Voice Problems
--Speech Characteristics--
Varied, according to nature & scope of damage
Voice Problems
--Mangagement strategies--
Clavicular to abdominal breathing
Yawn sign (for vocal fold hyper function)
Larynx Trivia
-Sits atop the 1st trachael ring
-approx. avg. length (male-44mm, Female-36mm)
-Positioned higher in the throat (in infants and primates/early humans)
-Postitioned anterior to C4 thru C6
Larynx Functions
-protection of airway
-locks air into lungs for certain activities
-phonation->act of producing sound
Laryngeal Skeleton
-Joints (Location & Function)-
Cricoarytenoids- Abduction & adduction of vocal folds
Cricothyroids- Lengthen & shorten vocal folds, =regulate pitch
Inspiration-Expiration According to Boyle's Law->
Inverse relationship btwn Vol & P.
Air flows in direction of Lower P ( Inhales )
Thoracic cavity vol.
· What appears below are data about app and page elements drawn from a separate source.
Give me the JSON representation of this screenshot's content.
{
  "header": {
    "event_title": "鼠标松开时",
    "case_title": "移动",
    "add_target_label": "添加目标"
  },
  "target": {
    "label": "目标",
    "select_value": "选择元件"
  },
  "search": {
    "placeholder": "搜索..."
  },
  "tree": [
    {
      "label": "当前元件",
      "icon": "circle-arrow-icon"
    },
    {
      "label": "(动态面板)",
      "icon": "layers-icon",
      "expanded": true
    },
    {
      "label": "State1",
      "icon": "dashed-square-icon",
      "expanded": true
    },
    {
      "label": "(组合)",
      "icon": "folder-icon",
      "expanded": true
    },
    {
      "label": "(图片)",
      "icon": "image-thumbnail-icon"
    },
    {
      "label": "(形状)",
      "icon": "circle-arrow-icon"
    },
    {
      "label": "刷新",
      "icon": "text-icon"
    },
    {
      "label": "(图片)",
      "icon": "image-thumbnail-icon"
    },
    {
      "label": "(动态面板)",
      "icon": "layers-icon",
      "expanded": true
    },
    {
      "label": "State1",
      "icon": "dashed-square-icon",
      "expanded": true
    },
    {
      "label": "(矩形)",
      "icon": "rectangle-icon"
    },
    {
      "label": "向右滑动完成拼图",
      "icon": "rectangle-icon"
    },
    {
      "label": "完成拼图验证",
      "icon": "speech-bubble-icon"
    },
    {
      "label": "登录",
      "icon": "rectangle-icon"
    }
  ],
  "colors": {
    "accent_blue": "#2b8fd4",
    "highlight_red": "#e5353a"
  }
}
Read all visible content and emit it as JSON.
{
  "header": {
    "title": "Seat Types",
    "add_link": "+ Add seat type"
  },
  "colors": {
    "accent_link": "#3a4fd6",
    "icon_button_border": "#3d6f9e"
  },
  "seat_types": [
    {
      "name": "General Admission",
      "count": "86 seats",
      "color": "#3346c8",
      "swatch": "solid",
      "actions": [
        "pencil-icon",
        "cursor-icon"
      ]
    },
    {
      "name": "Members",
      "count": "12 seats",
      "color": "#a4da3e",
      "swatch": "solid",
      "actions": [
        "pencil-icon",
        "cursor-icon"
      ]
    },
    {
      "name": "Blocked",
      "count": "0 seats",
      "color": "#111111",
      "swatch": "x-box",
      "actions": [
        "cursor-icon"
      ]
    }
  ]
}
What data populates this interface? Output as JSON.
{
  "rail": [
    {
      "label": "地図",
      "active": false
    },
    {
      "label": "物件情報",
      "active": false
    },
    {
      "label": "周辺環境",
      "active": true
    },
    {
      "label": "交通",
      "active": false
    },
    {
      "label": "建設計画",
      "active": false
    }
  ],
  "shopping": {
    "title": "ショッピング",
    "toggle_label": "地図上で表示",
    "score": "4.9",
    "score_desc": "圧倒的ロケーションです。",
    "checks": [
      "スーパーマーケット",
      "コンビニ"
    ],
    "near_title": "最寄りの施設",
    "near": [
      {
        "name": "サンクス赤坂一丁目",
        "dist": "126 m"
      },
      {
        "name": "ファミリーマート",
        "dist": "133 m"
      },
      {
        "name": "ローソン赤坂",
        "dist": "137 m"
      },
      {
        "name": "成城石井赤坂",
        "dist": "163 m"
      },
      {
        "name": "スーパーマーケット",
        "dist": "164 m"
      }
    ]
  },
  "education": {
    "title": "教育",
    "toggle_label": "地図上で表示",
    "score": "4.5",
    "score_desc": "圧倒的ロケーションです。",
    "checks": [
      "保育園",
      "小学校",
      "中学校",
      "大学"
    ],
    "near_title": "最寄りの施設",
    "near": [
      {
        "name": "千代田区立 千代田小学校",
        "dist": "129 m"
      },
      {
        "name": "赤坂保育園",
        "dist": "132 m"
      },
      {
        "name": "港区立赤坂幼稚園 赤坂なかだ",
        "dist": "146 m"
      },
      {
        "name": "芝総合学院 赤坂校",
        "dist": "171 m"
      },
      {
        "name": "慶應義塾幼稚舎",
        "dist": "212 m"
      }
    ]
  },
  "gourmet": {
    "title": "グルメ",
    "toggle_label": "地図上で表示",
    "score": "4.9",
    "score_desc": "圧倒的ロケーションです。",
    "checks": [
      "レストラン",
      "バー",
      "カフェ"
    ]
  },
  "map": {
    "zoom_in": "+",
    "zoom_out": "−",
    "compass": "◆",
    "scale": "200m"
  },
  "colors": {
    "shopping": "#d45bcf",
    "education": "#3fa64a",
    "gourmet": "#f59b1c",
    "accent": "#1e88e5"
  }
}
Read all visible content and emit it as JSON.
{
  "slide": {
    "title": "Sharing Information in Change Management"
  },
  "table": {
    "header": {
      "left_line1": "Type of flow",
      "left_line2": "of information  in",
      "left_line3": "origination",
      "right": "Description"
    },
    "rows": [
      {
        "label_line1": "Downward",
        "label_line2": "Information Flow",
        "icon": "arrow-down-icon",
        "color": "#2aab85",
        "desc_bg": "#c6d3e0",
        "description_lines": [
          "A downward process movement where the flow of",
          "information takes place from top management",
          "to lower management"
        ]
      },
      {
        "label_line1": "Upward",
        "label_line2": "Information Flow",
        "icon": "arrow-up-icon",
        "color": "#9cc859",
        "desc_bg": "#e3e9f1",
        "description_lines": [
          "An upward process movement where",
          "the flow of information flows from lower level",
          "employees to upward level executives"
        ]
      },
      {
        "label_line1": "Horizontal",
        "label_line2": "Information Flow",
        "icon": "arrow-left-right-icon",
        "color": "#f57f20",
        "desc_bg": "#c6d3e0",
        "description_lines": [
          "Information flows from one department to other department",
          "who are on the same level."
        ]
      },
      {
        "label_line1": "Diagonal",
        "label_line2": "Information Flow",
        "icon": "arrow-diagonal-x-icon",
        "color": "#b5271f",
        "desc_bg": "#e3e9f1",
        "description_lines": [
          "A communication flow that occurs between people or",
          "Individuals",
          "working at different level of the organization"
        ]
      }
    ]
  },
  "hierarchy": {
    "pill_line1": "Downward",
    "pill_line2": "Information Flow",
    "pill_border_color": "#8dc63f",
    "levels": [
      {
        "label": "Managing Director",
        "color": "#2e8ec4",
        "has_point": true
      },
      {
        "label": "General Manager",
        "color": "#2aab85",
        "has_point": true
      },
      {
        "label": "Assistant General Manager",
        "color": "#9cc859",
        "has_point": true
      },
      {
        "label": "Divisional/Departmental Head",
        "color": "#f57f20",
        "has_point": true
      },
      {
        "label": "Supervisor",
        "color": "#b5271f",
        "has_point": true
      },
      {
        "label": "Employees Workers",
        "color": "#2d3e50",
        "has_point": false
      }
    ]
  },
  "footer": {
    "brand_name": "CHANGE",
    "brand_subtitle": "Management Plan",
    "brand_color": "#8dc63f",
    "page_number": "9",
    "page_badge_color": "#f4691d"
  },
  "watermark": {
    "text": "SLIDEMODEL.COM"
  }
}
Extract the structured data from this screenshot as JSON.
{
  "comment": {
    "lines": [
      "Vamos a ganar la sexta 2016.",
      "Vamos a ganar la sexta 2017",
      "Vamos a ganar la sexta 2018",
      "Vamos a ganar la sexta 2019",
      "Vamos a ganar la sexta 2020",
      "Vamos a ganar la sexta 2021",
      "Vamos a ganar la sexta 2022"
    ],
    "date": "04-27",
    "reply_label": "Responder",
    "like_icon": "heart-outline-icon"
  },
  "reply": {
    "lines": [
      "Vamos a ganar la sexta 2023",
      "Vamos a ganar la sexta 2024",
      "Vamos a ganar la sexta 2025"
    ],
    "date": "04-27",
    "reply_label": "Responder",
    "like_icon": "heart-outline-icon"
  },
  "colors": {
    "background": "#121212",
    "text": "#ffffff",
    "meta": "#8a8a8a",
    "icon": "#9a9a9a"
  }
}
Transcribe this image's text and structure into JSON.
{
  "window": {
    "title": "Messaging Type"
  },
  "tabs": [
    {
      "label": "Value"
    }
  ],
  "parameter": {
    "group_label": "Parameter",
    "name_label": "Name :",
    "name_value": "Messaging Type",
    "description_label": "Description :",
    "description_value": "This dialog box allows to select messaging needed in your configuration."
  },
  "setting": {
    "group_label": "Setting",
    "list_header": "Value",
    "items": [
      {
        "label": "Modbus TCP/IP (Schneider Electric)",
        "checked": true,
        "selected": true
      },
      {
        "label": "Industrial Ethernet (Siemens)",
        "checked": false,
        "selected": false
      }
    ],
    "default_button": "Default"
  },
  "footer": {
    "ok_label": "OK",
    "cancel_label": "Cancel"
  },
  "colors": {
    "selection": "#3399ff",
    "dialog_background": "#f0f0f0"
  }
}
Decreases , lung Vol. Deceases ( exhale )
Muscles of Respiration
Muscle activity depends upon overall activity,
Some muscles participate fully in resp. other facilitate the process
Muscles of Respiration
--Primary Abdominal--
Diaphragm-> most important for respiratory stretch f/1 side of RC to->
"Resting State"-Inverted Bowl
"Active State"- Flattened Bowl (make up floor of thoracic & top of abdominal wall)
Muslces of Respiration
--Primary Thoracic--
Intercostals- muscles btwn ribs
External Intercostal (lips)
--Location-Btwn ribs, bottom of rib
--Function-when EIC, contract, get external elevation of RC-> incr. vol. of thoracic cavity
Muscles of Respiration
--Primary Internal Intercostals--
11 Pairs
Location: come down opposite angle of external
Funcion: Protection barrier for heart & lungs (lattis).
-Rib Cage pulled down
Respiratory System Breakdowns: Problems that may affect speech
-Inadequate air supply-intake problems (vital capacity-limited)
-Inefficent Breath Control
~Limited access to VC due to muscular problems
~Loss of AP due to inadequate valving
P trac

P oral
Ptrac-AP of trachea (level)

Poral-AP at level of oral cavity
Intrinsic Laryngeal Muscles: Commonalities
-All are involved in affecting glottal opening & varying the length & tension of the folds
-All are paired except Transverse Interarytenoid
-All are adductors, except Posterior Cricoarytenoid
-All are intervated by same branch of vagus (10th) except Cricothyroid
Muscles of Larynx
(strap muscles)
Infrahyoid-Pull larynx down when contract
Suprahyoid-pull larynx up when contract
Muscles of Larynx
Adductors- Close vocal folds
-lateral Cricoarytenoid (LCA):paired
-Interarytenoid (IA):unpaired (closes glottis)
-Cricothyroid (CT): Paired (lengthen thin vocal folds)
-Thyroiarytenoid (TA): paired
Muscles of Larynx
Abductors-open vocal folds
-Posterior Cricoarytenoid(PCA):paired
Respiratory Physiology
--Nature of Inspiration--
Active Porcess (always)
Involves muscle contracion (always)
Respiratory Physiolgy
--Nature of Expiration--
Passive process during QB
Involves Muscle relaxation
Active process during forced exhalation
--Involves contra. of abd. musc.
--Air forced out of Resp. system
Resting Expiratory Level/End- Expiratory Level (REL)
Brief inst. alveolar press is = atmos. P

Contraction-relaxation forces hold ea. other
Aryepiglottic Folds (anatomy)
-extend f/sides of epiglottis to apex of ea. arytenoid